Material supplied
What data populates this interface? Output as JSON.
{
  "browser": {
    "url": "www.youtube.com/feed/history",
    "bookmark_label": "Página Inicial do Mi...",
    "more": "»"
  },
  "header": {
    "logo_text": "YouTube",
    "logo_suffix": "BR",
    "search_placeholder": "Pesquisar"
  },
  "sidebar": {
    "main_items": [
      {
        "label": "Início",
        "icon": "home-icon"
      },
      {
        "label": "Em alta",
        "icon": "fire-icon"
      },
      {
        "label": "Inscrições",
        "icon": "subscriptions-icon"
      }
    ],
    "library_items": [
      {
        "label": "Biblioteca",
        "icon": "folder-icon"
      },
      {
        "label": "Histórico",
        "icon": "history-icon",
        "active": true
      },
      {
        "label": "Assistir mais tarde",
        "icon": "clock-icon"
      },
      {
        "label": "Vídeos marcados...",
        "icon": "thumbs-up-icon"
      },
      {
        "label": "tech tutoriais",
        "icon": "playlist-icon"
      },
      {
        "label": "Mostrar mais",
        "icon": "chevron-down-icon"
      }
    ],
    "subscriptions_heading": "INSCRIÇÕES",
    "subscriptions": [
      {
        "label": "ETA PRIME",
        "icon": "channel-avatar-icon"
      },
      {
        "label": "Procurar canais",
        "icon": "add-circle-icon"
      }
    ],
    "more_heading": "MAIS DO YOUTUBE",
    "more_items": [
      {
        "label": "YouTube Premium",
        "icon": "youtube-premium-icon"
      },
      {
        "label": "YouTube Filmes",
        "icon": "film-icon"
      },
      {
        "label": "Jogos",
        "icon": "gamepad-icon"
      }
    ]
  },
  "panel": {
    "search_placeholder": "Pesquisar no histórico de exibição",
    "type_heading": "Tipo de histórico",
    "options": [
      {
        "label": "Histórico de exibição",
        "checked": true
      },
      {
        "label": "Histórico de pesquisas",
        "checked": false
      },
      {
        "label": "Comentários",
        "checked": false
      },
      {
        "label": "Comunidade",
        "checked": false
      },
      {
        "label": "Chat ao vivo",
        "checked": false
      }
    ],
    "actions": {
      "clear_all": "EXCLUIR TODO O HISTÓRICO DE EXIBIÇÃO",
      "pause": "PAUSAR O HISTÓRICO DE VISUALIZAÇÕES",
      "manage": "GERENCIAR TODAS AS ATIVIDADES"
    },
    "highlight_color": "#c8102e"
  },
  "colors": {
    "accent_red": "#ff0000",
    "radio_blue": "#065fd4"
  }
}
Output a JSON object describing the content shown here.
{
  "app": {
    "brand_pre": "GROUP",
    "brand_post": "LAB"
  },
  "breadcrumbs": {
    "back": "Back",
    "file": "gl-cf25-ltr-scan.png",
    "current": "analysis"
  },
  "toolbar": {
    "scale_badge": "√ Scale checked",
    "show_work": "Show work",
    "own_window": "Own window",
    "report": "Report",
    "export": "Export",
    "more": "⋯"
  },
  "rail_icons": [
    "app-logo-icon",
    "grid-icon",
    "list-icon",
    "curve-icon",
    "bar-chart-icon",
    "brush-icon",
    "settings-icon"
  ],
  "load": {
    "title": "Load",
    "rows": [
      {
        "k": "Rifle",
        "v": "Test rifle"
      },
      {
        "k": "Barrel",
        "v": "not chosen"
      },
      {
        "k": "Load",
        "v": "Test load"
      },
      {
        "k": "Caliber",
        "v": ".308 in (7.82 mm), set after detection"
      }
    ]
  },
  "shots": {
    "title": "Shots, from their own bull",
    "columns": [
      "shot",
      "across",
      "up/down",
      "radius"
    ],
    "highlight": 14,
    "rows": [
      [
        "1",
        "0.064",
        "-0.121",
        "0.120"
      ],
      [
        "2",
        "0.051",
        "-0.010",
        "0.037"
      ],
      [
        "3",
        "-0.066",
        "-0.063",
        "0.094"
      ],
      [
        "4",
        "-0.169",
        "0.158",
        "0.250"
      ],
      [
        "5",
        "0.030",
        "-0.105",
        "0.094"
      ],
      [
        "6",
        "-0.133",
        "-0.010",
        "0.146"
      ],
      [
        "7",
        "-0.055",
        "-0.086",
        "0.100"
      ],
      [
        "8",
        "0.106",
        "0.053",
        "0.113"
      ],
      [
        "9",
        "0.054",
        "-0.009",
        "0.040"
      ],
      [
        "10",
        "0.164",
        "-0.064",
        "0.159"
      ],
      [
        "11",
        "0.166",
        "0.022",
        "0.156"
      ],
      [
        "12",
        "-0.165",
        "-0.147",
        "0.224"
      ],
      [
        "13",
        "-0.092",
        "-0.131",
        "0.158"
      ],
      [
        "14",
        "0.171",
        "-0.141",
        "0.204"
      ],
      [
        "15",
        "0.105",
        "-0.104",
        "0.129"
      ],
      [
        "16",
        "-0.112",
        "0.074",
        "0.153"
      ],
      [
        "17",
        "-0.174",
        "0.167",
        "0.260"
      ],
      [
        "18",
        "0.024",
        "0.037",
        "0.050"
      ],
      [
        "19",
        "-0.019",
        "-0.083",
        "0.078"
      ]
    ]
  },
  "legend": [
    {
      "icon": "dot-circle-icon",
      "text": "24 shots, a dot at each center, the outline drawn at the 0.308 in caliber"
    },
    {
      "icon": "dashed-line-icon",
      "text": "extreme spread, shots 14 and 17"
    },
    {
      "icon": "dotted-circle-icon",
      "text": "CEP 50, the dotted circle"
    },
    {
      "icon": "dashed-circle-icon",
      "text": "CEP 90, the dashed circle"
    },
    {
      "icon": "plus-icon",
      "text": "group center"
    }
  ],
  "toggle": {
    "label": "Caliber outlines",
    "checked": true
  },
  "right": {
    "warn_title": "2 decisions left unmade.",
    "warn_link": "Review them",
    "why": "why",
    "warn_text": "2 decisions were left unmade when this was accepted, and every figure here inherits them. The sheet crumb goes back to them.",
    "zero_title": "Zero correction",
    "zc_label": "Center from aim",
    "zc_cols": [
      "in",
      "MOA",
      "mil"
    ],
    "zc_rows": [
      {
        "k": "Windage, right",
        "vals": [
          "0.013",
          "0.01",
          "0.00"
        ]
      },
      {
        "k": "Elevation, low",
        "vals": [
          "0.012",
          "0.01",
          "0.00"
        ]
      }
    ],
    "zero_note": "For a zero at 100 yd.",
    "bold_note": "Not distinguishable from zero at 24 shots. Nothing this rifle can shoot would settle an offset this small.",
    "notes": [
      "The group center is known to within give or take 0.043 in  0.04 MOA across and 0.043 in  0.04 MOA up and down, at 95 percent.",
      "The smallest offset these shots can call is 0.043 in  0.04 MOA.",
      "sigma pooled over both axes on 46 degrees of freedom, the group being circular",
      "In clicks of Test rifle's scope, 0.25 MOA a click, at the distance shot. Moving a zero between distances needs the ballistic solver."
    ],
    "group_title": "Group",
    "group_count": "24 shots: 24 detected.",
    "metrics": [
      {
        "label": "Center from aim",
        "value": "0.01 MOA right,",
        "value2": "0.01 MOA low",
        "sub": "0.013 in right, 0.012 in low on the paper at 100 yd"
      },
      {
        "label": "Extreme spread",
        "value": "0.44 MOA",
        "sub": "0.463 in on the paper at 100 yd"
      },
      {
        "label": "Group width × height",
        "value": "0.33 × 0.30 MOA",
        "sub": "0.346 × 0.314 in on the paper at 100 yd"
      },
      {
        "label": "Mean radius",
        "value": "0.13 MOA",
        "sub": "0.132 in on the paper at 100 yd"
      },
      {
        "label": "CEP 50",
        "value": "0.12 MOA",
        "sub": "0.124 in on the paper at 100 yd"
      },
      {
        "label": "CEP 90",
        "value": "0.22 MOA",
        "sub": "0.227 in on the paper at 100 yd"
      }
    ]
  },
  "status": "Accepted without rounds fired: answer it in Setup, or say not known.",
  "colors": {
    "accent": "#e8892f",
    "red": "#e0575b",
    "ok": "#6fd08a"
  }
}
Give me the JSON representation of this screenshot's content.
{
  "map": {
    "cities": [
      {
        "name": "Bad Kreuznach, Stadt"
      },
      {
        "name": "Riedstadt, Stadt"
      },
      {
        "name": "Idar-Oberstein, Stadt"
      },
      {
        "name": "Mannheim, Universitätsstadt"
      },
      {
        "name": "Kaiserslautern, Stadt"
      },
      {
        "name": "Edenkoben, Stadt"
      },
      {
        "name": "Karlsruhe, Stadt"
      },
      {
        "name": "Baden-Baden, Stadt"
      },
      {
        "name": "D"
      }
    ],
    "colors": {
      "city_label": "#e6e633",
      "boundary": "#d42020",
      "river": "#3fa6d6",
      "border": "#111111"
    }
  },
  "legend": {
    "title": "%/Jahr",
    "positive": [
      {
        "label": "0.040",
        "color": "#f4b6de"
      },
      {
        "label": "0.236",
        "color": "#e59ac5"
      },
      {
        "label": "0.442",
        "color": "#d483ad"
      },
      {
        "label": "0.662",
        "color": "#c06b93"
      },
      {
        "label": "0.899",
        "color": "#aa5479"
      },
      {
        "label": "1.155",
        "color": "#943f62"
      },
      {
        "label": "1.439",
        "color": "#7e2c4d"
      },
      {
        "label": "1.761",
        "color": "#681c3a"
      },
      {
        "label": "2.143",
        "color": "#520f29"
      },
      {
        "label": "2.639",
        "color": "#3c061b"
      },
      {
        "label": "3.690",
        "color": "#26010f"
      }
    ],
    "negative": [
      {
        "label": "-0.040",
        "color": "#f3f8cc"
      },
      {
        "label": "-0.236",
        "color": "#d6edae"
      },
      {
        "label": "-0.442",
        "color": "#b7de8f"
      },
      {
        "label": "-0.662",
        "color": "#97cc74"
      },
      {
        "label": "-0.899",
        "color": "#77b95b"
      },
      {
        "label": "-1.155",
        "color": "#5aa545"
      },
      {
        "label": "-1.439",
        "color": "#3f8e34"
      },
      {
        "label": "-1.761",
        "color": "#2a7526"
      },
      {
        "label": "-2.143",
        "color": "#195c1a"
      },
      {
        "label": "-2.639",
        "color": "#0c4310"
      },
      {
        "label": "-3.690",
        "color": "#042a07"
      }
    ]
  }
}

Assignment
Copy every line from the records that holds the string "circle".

Task result
        "icon": "add-circle-icon"
      "icon": "dot-circle-icon",
      "icon": "dotted-circle-icon",
      "text": "CEP 50, the dotted circle"
      "icon": "dashed-circle-icon",
      "text": "CEP 90, the dashed circle"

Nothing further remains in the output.